◆ EXERCISE DESCRIPTION ◆
Count the lines in the entries below that mention the string "this", then write that number by itself.

◆ DATA SHOWN ◆
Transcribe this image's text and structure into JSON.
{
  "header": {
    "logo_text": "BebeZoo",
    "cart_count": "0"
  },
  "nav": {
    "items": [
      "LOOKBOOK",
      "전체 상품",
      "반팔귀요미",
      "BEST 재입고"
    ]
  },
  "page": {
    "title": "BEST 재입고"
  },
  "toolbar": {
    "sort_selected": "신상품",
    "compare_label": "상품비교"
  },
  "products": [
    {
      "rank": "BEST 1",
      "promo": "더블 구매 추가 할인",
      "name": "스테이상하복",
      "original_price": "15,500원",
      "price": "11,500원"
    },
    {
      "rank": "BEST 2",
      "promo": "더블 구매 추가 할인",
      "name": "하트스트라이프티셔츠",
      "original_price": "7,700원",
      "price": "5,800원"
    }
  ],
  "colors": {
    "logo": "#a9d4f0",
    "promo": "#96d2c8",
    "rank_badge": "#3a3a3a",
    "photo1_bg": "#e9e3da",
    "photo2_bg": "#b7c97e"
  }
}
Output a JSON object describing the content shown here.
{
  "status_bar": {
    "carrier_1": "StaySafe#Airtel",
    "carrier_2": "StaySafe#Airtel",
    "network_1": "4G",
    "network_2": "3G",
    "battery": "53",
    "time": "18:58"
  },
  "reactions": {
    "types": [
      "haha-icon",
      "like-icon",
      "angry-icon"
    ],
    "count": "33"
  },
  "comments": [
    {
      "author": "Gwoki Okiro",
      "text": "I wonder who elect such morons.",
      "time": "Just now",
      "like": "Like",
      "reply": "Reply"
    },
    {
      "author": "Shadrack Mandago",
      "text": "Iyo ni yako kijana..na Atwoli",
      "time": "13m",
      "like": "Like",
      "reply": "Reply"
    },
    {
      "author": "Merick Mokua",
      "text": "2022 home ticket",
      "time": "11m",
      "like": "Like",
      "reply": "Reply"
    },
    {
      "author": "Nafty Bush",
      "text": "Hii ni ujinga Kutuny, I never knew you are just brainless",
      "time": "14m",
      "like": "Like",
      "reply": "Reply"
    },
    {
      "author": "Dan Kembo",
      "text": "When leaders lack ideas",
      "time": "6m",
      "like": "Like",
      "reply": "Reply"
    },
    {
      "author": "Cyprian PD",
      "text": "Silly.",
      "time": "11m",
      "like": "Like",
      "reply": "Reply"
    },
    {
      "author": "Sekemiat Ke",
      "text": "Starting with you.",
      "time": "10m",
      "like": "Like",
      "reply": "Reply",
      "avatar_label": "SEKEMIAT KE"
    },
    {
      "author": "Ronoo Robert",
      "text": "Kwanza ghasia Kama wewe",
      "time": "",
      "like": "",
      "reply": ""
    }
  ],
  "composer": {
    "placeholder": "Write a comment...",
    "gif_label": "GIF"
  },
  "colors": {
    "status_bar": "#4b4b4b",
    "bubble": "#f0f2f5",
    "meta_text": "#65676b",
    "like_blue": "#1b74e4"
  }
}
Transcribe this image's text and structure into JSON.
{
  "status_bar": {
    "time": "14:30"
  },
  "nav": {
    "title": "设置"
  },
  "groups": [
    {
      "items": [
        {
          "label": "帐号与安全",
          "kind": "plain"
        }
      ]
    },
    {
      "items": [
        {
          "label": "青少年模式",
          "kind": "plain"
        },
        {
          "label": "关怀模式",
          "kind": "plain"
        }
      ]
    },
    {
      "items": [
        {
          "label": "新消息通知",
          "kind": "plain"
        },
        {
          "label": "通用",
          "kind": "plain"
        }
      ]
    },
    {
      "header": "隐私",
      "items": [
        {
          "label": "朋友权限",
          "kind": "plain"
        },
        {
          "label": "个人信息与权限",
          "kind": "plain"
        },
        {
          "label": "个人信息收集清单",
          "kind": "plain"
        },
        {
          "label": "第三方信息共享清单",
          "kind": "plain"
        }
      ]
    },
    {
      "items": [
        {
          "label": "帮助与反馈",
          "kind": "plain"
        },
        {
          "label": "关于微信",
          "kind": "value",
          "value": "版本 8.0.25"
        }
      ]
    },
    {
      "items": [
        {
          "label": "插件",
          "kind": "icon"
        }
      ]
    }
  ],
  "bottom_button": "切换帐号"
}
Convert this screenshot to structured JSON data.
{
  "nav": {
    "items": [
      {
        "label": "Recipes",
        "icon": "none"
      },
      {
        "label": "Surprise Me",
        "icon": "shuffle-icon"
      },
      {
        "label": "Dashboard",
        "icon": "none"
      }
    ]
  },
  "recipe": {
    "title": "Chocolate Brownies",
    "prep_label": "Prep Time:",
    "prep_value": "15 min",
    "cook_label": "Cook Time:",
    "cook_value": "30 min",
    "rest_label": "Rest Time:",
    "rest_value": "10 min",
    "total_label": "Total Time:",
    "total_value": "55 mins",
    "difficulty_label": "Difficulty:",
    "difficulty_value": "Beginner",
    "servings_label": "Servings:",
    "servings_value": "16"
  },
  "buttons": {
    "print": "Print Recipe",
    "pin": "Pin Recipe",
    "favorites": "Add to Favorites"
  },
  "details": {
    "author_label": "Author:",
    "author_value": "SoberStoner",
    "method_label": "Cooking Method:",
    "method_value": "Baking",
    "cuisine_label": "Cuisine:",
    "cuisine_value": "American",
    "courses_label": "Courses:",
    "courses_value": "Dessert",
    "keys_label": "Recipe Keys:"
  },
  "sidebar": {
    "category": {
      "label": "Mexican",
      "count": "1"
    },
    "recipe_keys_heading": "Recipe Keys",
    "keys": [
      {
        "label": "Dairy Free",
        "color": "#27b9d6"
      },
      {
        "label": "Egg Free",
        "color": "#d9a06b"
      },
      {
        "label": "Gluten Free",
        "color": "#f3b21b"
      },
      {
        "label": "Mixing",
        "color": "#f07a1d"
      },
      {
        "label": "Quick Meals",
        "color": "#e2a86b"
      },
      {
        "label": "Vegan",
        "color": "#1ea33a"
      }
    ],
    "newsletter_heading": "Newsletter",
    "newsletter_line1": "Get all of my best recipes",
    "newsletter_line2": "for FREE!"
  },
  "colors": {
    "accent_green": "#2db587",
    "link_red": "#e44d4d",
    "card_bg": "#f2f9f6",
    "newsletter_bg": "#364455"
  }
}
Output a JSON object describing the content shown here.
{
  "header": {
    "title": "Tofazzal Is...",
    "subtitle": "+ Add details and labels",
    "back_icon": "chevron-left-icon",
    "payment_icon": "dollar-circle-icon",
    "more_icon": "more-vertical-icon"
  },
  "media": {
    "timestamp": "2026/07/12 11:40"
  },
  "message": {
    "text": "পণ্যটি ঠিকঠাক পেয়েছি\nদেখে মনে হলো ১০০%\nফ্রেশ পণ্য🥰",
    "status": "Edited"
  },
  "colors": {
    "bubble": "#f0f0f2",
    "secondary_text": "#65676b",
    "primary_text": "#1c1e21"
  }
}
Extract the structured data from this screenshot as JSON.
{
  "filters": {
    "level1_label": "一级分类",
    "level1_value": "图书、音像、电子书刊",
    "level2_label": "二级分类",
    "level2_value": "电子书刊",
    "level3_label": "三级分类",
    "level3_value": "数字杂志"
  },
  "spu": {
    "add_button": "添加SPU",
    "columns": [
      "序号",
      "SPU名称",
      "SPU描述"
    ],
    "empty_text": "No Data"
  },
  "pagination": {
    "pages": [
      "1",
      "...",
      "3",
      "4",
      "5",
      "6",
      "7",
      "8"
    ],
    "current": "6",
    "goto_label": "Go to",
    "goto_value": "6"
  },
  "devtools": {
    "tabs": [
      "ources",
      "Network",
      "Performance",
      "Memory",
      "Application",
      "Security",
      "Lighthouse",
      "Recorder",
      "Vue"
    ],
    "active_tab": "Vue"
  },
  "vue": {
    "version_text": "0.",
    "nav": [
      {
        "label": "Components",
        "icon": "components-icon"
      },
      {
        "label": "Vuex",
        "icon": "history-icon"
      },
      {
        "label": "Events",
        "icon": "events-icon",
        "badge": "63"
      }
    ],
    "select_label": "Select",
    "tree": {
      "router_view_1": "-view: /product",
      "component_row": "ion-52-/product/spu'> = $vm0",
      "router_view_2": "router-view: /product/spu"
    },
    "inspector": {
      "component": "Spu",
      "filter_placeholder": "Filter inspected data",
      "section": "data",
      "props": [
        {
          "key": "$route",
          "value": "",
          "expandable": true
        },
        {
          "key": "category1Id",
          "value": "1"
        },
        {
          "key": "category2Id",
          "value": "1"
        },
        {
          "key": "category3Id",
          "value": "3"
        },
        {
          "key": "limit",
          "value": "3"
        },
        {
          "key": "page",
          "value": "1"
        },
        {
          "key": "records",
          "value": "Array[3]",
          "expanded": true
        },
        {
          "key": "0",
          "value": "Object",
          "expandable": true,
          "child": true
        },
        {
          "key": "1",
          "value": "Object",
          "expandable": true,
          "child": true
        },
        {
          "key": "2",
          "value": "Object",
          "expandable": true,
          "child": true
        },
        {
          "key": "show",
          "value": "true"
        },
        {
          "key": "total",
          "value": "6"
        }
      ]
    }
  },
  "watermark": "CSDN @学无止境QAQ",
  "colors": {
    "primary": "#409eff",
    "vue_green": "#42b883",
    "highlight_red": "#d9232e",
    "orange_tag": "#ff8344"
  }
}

◆ THE ANSWER ◆
4